Record extracts
□ □ □ □ □

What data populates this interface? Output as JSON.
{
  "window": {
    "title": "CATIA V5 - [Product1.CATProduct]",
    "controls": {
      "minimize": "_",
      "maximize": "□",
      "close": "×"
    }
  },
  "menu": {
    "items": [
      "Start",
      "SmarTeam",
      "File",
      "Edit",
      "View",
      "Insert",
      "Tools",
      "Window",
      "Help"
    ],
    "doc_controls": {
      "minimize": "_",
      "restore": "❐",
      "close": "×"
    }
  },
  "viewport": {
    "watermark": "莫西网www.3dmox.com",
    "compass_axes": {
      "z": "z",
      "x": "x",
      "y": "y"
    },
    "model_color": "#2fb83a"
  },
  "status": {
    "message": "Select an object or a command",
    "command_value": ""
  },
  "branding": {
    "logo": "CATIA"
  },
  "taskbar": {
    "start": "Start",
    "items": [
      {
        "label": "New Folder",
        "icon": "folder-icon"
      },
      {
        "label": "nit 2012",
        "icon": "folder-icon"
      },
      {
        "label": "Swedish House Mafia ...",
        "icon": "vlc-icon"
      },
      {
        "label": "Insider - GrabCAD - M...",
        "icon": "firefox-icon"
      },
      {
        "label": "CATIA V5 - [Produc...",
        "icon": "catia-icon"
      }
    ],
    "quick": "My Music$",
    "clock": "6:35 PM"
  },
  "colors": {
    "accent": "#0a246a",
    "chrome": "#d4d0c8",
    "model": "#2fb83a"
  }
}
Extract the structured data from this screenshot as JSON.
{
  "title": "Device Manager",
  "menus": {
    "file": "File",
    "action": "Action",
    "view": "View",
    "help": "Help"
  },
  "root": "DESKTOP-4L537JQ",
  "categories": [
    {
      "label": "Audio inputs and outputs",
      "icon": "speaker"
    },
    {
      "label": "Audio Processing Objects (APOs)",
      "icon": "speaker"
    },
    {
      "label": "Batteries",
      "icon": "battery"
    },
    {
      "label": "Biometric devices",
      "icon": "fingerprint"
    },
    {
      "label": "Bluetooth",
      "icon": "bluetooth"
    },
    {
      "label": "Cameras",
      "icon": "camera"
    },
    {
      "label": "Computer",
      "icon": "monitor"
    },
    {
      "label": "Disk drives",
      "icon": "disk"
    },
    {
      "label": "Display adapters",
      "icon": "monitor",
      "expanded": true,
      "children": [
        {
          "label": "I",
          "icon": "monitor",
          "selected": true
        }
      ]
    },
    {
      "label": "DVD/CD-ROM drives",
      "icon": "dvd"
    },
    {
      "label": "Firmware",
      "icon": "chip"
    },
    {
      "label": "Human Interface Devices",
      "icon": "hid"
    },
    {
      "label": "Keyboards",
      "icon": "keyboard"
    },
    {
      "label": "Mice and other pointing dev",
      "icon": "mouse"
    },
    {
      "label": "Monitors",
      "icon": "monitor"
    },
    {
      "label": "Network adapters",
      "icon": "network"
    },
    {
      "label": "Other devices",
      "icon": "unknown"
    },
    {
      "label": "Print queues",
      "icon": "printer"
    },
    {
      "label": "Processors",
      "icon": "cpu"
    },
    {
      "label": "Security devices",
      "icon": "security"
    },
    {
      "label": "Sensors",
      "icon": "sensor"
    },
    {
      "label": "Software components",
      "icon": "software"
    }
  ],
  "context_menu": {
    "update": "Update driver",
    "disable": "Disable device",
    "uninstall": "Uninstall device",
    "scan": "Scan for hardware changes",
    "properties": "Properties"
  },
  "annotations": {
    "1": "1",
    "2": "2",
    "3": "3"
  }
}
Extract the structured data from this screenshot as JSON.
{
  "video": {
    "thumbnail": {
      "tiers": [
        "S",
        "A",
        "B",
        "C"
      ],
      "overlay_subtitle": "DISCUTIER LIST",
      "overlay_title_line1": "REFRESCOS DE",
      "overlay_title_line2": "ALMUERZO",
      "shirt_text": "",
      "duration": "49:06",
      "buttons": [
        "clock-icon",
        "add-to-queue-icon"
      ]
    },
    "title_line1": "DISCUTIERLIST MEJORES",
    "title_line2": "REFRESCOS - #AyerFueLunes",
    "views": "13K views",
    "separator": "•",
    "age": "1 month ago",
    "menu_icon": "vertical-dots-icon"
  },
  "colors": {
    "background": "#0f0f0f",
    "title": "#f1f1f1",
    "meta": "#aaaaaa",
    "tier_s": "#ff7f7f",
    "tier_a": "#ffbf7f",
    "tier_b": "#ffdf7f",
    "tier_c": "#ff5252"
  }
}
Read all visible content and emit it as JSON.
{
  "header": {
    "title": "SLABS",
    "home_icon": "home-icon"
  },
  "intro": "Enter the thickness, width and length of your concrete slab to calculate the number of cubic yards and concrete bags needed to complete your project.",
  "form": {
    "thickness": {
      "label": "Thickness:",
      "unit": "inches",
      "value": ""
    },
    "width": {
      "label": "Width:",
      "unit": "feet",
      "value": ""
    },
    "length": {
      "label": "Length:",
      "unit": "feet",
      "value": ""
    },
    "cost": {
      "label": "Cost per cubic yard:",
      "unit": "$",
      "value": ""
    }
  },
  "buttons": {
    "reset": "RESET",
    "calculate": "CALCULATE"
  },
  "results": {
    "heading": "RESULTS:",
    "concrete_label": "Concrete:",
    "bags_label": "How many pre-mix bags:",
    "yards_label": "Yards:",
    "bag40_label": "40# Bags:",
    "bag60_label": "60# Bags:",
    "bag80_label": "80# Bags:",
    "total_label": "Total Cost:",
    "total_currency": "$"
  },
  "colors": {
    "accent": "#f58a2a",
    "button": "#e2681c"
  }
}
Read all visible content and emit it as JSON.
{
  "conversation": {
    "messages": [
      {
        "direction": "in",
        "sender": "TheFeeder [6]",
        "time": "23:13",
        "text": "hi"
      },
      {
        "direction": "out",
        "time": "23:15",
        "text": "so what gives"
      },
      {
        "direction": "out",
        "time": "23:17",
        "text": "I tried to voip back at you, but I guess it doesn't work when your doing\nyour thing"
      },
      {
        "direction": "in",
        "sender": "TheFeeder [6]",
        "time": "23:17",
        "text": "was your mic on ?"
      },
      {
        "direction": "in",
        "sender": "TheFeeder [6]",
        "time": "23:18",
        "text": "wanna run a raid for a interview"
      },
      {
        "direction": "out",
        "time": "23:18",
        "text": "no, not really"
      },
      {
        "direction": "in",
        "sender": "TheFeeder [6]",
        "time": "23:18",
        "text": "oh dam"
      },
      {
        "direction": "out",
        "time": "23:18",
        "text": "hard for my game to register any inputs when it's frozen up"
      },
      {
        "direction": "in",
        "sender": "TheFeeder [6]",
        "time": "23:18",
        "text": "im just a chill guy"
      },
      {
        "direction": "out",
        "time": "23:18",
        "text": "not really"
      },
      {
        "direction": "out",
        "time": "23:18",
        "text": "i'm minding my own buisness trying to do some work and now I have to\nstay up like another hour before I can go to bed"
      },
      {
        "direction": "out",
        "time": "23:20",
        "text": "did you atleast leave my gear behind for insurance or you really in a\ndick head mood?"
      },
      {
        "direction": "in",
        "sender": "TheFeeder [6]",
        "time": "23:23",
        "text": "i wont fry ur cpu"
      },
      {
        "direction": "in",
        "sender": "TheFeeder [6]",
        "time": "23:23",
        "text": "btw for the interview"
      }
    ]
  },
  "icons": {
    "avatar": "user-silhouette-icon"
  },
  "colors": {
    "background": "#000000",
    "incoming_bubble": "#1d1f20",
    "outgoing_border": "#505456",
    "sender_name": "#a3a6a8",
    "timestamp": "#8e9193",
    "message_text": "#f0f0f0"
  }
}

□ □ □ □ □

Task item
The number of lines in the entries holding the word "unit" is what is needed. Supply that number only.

Solution for this problem
4